Ten Years Ago, Israel Stopped Bashar al-Assad’s Syria from Becoming Another North Korea

On September 6, 2007, Israeli jets destroyed a nuclear reactor in the Syrian desert, provoking neither international condemnation nor significant retaliation. By coincidence, just after the tenth-year anniversary of this bombing, the IDF appears to have destroyed another Syrian installation producing dangerous weapons. Gabriel Scheinmann revisits the dramatic story of Israel’s bringing intelligence about the reactor to President George W. Bush, the Bush administration’s choice not to act, and Prime Minister Ehud Olmert’s decision to solve the problem without U.S. support—a story that has significant implications for today’s concerns about Iran and North Korea. (Interview by Jonathan Silver. Audio, 57 minutes.)

Read more at Tikvah

More about: Ehud Olmert, George W. Bush, Israel & Zionism, Nuclear proliferation, Syria

 

Israel Just Sent Iran a Clear Message

Early Friday morning, Israel attacked military installations near the Iranian cities of Isfahan and nearby Natanz, the latter being one of the hubs of the country’s nuclear program. Jerusalem is not taking credit for the attack, and none of the details are too certain, but it seems that the attack involved multiple drones, likely launched from within Iran, as well as one or more missiles fired from Syrian or Iraqi airspace. Strikes on Syrian radar systems shortly beforehand probably helped make the attack possible, and there were reportedly strikes on Iraq as well.

Iran itself is downplaying the attack, but the S-300 air-defense batteries in Isfahan appear to have been destroyed or damaged. This is a sophisticated Russian-made system positioned to protect the Natanz nuclear installation.

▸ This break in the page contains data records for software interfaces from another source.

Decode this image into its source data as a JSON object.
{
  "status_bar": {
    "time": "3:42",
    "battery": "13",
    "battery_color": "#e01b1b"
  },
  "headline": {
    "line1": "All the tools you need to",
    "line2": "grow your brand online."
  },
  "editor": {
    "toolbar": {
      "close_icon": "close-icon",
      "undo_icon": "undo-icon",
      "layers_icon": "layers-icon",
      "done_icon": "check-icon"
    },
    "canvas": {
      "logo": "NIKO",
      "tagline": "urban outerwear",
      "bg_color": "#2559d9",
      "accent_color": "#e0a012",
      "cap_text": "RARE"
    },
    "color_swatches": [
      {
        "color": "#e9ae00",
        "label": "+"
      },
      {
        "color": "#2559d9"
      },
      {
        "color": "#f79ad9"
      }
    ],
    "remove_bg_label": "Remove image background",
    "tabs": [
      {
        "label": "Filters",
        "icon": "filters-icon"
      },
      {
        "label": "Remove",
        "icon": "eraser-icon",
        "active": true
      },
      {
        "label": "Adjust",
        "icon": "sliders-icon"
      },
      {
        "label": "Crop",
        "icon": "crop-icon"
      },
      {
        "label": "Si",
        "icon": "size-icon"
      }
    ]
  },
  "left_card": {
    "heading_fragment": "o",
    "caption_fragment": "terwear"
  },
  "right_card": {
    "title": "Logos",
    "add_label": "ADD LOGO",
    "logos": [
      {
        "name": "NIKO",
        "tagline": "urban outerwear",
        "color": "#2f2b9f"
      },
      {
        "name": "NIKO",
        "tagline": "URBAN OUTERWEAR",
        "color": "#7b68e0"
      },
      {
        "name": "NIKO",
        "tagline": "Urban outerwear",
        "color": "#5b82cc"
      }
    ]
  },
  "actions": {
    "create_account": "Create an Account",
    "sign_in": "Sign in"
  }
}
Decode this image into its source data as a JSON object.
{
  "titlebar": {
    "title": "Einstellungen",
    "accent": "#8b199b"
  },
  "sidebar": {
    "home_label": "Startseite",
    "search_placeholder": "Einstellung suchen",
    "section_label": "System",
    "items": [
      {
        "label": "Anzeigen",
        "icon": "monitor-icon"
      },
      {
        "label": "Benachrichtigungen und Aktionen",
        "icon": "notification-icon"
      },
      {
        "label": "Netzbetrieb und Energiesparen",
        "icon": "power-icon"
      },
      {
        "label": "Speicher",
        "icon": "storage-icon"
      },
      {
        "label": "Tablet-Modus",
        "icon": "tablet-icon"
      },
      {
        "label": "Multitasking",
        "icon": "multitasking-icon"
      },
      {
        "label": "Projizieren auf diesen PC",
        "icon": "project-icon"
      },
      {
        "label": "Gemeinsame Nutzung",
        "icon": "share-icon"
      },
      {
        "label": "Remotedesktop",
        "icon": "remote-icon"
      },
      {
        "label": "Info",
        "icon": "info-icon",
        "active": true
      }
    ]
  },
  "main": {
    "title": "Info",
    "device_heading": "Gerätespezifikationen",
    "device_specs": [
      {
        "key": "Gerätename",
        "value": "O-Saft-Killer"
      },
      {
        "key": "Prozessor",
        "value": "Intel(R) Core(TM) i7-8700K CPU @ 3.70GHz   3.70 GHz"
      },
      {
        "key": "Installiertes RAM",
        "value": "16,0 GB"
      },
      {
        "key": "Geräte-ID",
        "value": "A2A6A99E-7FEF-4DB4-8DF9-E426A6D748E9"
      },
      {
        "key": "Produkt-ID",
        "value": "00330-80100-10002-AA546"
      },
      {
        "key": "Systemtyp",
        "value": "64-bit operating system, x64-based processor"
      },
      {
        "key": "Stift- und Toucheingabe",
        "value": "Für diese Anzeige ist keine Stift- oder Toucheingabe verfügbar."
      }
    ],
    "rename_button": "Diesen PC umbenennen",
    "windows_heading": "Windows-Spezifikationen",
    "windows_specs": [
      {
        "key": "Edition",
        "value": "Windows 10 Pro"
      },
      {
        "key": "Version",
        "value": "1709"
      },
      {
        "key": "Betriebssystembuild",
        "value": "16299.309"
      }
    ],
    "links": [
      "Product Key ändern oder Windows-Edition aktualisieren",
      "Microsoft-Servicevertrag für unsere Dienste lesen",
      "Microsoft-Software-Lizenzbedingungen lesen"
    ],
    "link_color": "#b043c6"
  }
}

In other words, Israel has demonstrated that Iran’s best technology can’t protect the country’s skies from the IDF. As Yossi Kuperwasser puts it, the attack, combined with the response to the assault on April 13,

clarified to the Iranians that whereas we [Israelis] are not as vulnerable as they thought, they are more vulnerable than they thought. They have difficulty hitting us, but we have no difficulty hitting them.

Nobody knows exactly how the operation was carried out. . . . It is good that a question mark hovers over . . . what exactly Israel did. Let’s keep them wondering. It is good for deniability and good for keeping the enemy uncertain.

The fact that we chose targets that were in the vicinity of a major nuclear facility but were linked to the Iranian missile and air forces was a good message. It communicated that we can reach other targets as well but, as we don’t want escalation, we chose targets nearby that were involved in the attack against Israel. I think it sends the message that if we want to, we can send a stronger message. Israel is not seeking escalation at the moment.

Read more at Jewish Chronicle

More about: Iran, Israeli Security